▶ **What this task involves**
Across the whole listing, copy out every line that includes the string "icon".

▶ **Source information**
=====
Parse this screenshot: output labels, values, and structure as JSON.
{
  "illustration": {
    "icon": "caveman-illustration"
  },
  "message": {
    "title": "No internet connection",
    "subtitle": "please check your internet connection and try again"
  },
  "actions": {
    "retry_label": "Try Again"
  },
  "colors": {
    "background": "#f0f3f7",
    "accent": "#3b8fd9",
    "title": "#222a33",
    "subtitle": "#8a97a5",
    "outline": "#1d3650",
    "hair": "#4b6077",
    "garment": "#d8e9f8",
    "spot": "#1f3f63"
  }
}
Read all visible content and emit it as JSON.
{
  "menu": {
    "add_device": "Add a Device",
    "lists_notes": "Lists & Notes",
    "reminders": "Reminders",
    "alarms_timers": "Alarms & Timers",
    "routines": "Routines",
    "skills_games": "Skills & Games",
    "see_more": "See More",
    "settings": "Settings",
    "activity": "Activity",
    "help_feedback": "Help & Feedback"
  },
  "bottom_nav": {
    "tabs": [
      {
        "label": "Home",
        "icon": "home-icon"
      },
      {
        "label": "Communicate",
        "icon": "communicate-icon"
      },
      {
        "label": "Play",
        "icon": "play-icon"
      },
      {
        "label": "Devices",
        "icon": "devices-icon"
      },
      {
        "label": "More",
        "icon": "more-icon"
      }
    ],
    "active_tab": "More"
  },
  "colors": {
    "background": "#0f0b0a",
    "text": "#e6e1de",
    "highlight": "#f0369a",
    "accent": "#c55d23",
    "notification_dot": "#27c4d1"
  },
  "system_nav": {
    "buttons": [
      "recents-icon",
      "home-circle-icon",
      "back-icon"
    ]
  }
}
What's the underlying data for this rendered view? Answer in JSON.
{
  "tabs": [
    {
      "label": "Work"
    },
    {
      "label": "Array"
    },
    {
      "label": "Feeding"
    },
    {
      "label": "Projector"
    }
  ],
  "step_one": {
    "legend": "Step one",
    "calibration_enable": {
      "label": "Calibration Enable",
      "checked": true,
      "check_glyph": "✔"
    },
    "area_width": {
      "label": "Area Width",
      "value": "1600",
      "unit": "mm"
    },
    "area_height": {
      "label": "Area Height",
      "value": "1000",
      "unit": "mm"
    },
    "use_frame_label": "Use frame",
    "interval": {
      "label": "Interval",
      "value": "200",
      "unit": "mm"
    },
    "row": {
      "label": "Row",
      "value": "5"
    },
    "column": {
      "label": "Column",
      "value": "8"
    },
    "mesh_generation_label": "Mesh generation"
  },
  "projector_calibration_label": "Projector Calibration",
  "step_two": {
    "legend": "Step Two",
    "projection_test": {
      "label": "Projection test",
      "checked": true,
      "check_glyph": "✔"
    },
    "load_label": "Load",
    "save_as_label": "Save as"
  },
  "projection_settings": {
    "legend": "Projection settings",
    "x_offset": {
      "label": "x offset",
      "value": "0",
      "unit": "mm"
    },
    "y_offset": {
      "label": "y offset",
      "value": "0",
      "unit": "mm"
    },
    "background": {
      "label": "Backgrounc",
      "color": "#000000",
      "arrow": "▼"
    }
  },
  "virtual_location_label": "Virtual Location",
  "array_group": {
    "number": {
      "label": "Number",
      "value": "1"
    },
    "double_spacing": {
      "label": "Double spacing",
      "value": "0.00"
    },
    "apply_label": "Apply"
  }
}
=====
▶ **Written response**
    "icon": "caveman-illustration"
        "icon": "home-icon"
        "icon": "communicate-icon"
        "icon": "play-icon"
        "icon": "devices-icon"
        "icon": "more-icon"
      "recents-icon",
      "home-circle-icon",
      "back-icon"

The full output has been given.